# Stored records
***
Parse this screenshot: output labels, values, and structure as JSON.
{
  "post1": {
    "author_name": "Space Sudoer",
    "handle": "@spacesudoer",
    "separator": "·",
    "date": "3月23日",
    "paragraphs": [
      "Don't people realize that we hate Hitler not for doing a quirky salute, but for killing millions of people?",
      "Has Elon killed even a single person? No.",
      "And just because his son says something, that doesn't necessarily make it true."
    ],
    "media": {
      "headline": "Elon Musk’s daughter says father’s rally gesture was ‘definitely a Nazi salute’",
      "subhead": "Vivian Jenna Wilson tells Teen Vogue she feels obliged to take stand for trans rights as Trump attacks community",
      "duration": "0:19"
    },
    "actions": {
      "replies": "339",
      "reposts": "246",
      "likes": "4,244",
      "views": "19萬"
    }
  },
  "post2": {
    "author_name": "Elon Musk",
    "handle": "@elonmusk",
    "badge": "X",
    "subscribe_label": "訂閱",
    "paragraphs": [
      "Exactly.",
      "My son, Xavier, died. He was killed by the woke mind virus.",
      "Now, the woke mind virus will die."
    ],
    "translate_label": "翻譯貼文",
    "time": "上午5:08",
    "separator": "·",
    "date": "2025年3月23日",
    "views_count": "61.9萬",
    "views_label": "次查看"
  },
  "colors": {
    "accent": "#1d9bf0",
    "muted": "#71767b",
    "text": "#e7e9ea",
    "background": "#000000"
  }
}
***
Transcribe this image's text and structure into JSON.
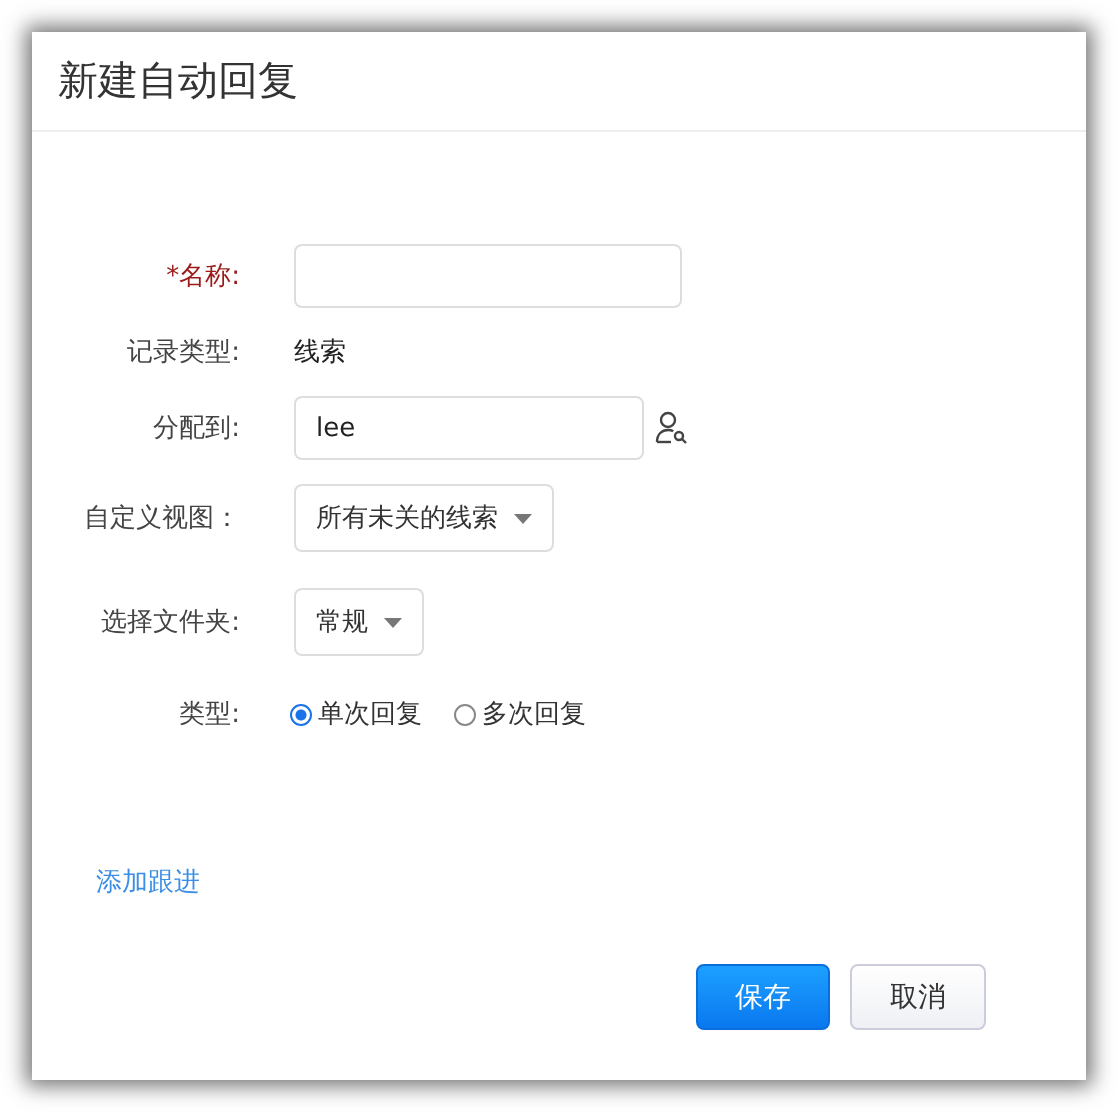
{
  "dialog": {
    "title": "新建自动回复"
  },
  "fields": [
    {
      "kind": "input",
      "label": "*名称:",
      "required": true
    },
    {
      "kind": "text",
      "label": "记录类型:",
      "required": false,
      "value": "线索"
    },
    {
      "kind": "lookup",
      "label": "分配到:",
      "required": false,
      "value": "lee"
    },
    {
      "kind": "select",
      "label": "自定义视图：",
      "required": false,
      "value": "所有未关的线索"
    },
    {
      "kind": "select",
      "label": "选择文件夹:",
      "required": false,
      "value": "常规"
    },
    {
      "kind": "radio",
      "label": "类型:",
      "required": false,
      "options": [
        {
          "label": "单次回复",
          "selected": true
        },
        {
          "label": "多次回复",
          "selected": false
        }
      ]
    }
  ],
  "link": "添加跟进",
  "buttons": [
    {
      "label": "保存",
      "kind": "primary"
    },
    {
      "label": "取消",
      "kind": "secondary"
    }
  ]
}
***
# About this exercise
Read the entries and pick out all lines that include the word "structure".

# Problem solution
Parse this screenshot: output labels, values, and structure as JSON.
Transcribe this image's text and structure into JSON.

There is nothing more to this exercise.